Sexual fantasizing is a normal and natural mental process that can increase sexual desire, self-esteem, intimacy, sexual functioning and satisfaction. However, it’s not unusual for fantasies to occasionally make us feel confused, guilty, or ashamed. While we control many of our fantasies, others can slide into our minds like dreams, without much forethought, and seem to have a direction and will of their own. Indeed, the open, unfettered, risk-free, anything goes, nature of sexual fantasies is a large part of their delightful appeal and effectiveness.
Even when we feel good about the fact that we have an active imagination during sex, we may sometimes question whether our use of fantasy, or the contents in a particular sexual fantasy, is good for us. For instance, should we see it as a problem if we imagine sex with someone who is clearly unavailable or inappropriate? If we are in a committed sexual relationship, should we be alarmed when our sexual fantasy features sex with someone other than our intimate partner? And what if we are imagining activities that clearly go beyond our comfort zone, good health, and values?
Sexual fantasizing is such a personal, subjective experience that no one else can accurately tell you that a particular sexual fantasy is good or bad for you. And because sexual fantasy by definition is a temporary mental trip into a fanciful, otherworldly realm, no one can else can truthfully tell you a particular fantasy of yours is too extreme, too unreal, or too perverse.
The list of questions below can serve as guidelines to help you evaluate whether a particular sexual fantasy is a problem for you. These questions come from extensive research and clinical work with individuals who reported why they had concerns with their sexual fantasies [Information on the research and identifying (and addressing) problems can be found in the book, Private Thoughts by Wendy Maltz and Suzie Boss.

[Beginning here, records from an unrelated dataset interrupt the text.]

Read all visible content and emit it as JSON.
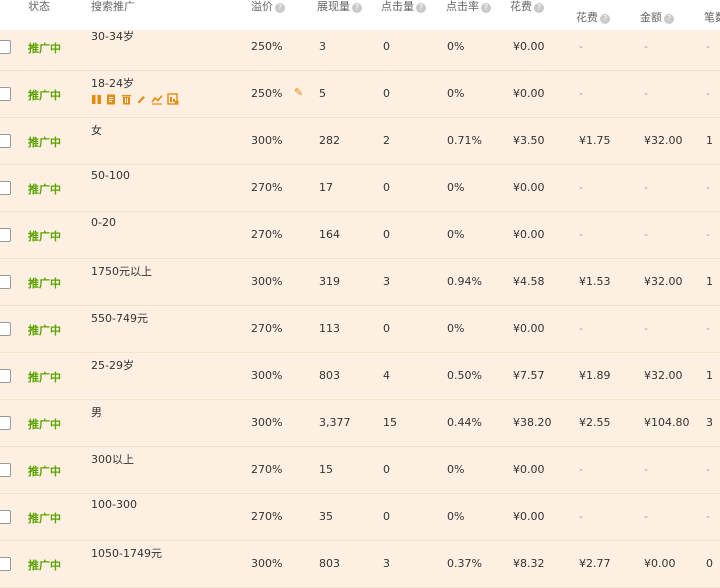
{
  "header": {
    "status": "状态",
    "search_promo": "搜索推广",
    "premium": "溢价",
    "impressions": "展现量",
    "clicks": "点击量",
    "ctr": "点击率",
    "cost": "花费",
    "sub_cost": "花费",
    "amount": "金额",
    "orders": "笔数"
  },
  "rows": [
    {
      "status": "推广中",
      "name": "30-34岁",
      "premium": "250%",
      "imp": "3",
      "clicks": "0",
      "ctr": "0%",
      "cost": "¥0.00",
      "cost2": "-",
      "amount": "-",
      "orders": "-"
    },
    {
      "status": "推广中",
      "name": "18-24岁",
      "premium": "250%",
      "imp": "5",
      "clicks": "0",
      "ctr": "0%",
      "cost": "¥0.00",
      "cost2": "-",
      "amount": "-",
      "orders": "-"
    },
    {
      "status": "推广中",
      "name": "女",
      "premium": "300%",
      "imp": "282",
      "clicks": "2",
      "ctr": "0.71%",
      "cost": "¥3.50",
      "cost2": "¥1.75",
      "amount": "¥32.00",
      "orders": "1"
    },
    {
      "status": "推广中",
      "name": "50-100",
      "premium": "270%",
      "imp": "17",
      "clicks": "0",
      "ctr": "0%",
      "cost": "¥0.00",
      "cost2": "-",
      "amount": "-",
      "orders": "-"
    },
    {
      "status": "推广中",
      "name": "0-20",
      "premium": "270%",
      "imp": "164",
      "clicks": "0",
      "ctr": "0%",
      "cost": "¥0.00",
      "cost2": "-",
      "amount": "-",
      "orders": "-"
    },
    {
      "status": "推广中",
      "name": "1750元以上",
      "premium": "300%",
      "imp": "319",
      "clicks": "3",
      "ctr": "0.94%",
      "cost": "¥4.58",
      "cost2": "¥1.53",
      "amount": "¥32.00",
      "orders": "1"
    },
    {
      "status": "推广中",
      "name": "550-749元",
      "premium": "270%",
      "imp": "113",
      "clicks": "0",
      "ctr": "0%",
      "cost": "¥0.00",
      "cost2": "-",
      "amount": "-",
      "orders": "-"
    },
    {
      "status": "推广中",
      "name": "25-29岁",
      "premium": "300%",
      "imp": "803",
      "clicks": "4",
      "ctr": "0.50%",
      "cost": "¥7.57",
      "cost2": "¥1.89",
      "amount": "¥32.00",
      "orders": "1"
    },
    {
      "status": "推广中",
      "name": "男",
      "premium": "300%",
      "imp": "3,377",
      "clicks": "15",
      "ctr": "0.44%",
      "cost": "¥38.20",
      "cost2": "¥2.55",
      "amount": "¥104.80",
      "orders": "3"
    },
    {
      "status": "推广中",
      "name": "300以上",
      "premium": "270%",
      "imp": "15",
      "clicks": "0",
      "ctr": "0%",
      "cost": "¥0.00",
      "cost2": "-",
      "amount": "-",
      "orders": "-"
    },
    {
      "status": "推广中",
      "name": "100-300",
      "premium": "270%",
      "imp": "35",
      "clicks": "0",
      "ctr": "0%",
      "cost": "¥0.00",
      "cost2": "-",
      "amount": "-",
      "orders": "-"
    },
    {
      "status": "推广中",
      "name": "1050-1749元",
      "premium": "300%",
      "imp": "803",
      "clicks": "3",
      "ctr": "0.37%",
      "cost": "¥8.32",
      "cost2": "¥2.77",
      "amount": "¥0.00",
      "orders": "0"
    }
  ],
  "colors": {
    "status": "#5aa400",
    "action": "#e8880c",
    "row_bg": "#fdf0e2"
  },
  "row_actions": [
    "pause-icon",
    "copy-icon",
    "delete-icon",
    "edit-icon",
    "trend-chart-icon",
    "report-icon"
  ]
}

Evaluating Sexual Fantasy Problems Checklist
Ask yourself the following questions to help evaluate whether and to what extent, a particular fantasy may be causing you problems:
- Is the fantasy leading me into risky or dangerous behavior in real life? (e.g., sex with someone inappropriate, unprotected sex, or sexual activity that is physically harmful}
- Does the fantasy feel out of control, obsessive or compulsive? (e.g., it takes over your sexual experience when you don’t want it to, you can’t stop thinking it, you feel drawn to it like a drug)
- Is the content of the fantasy disturbing or repulsive? (e.g., the scenario is emotionally upsetting, reinforces of past trauma, or causes internal emotional conflict)
- Does the fantasy hinder recovery or personal growth? (e.g., you turn to it instead of addressing psychological, relationship, or addiction-related concerns)
- Does the fantasy lower my self-esteem or block self-acceptance? (e.g., it makes you dislike yourself, normalizes mistreatment by others, or generates shame)
- Does the fantasy distance me from my real-life partner? (e.g., it makes it difficult to emotionally and intimately connect with your partner, accept your partner, or feel worthy of intimate affection)
- Does the fantasy harm my intimate partner or anyone else? (e.g., it encourages or leads to behaviors that jeopardize your partner’s health and happiness)
- Does the fantasy cause sexual problems? (e.g., diminish sexual desires for a real partner, generate sexual dissatisfactions, interfere with sexual functioning and pleasure)
- Does the fantasy really belong to someone else? (e.g., you feel like a role you have to play, it feels forced upon you, or does not feel of your own design or desire)
If one or more of your fantasies check some of these boxes, keep in mind that the extent of the problem may be related to how often you have fantasies that you find disturbing. Just as we may occasionally have nightmares, it’s usually only when they recur and interfere with our daily lives that we may want to examine the underlying cause and find ways to stop having them. Remind yourself that your fantasies – especially those that come unbidden – do not define you.
A number of effective techniques exisit for dealing with troublesome fantasies. They include reducing stress during sex, increasing present consciousness and communication, and changing the contents of the fantasy. When upsetting sexual fantasies persist, it is a good idea to seek therapeutic help from a therapist or sex therapist who is skilled in helping individuals take a closer look at the contents of the fantasy and lessen its power. (For more detailed suggestions on how to effectively address fantasy concerns, see “Healing Unwanted Sexual Fantasies” )
Sexual fantasies are not fixed in stone, they are constantly changing. As the fantasizer, you have the ability to influence and shape what goes on in your erotic imagination during sexual desire, arousal and pleasure. And, if you’re not happy with particular sexual fantasies, you can create new ones that you like better. (For specific suggestions, see “Creating New Sexual Fantasies”) From a position of knowledge, openness and power, you can enjoy a whole world of sexual fantasies that are optional, harmless, fun, inventive, sexually exciting, and exquisitely satisfying.
© Copyright 2022 by Wendy Maltz for HealthySex.com